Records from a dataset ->
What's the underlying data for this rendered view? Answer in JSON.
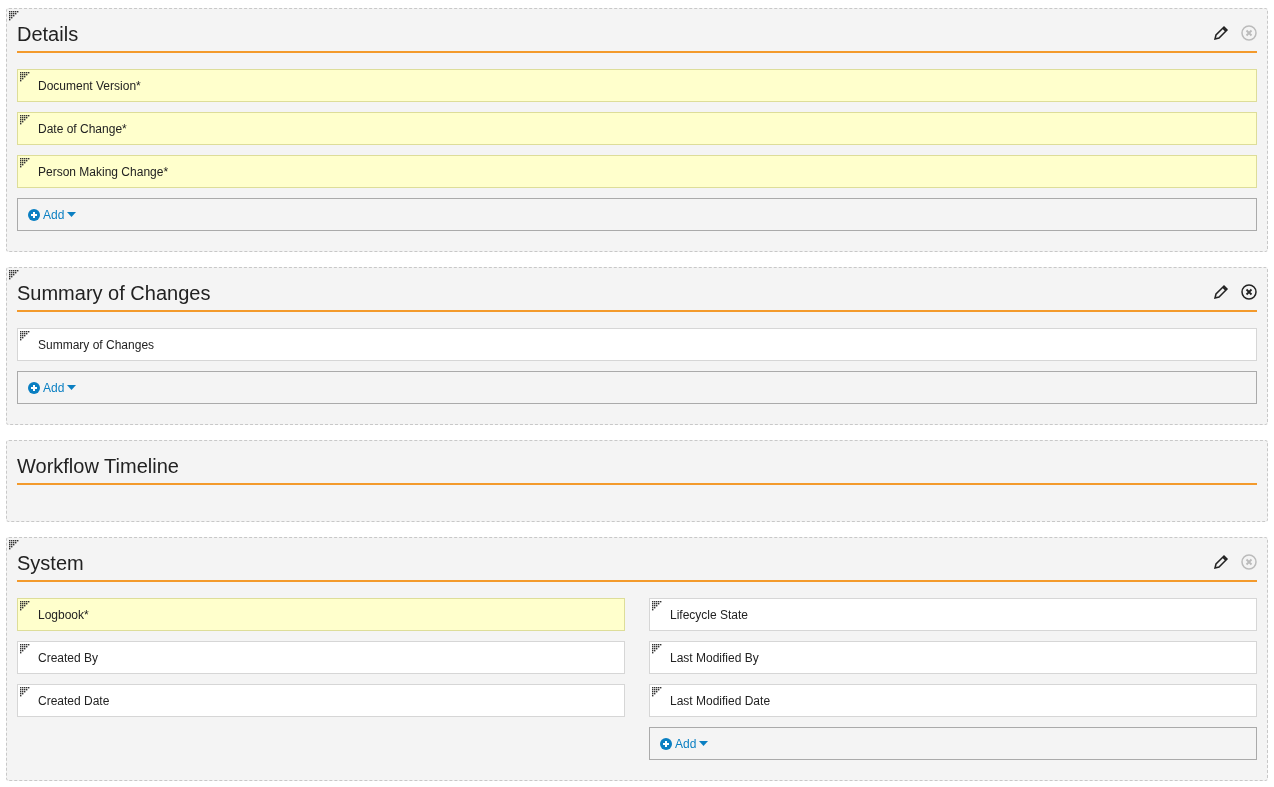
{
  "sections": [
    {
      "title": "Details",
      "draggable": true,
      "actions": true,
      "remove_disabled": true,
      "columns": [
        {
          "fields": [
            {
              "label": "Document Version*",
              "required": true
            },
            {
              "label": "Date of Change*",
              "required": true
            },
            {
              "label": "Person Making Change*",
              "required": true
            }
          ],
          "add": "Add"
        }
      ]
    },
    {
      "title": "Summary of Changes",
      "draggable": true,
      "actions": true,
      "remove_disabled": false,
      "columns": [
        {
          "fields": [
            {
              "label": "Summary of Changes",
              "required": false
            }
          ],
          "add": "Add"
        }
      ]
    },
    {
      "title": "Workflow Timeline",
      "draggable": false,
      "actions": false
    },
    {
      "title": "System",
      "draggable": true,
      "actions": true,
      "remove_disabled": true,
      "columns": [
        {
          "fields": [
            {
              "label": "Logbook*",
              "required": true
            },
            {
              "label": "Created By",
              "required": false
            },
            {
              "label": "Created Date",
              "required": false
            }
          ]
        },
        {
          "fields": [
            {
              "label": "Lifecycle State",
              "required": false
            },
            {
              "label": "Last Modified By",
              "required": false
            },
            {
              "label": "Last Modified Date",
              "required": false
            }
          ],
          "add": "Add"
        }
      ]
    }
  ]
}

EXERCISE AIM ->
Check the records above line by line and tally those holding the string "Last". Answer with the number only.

TASK RESPONSE ->
2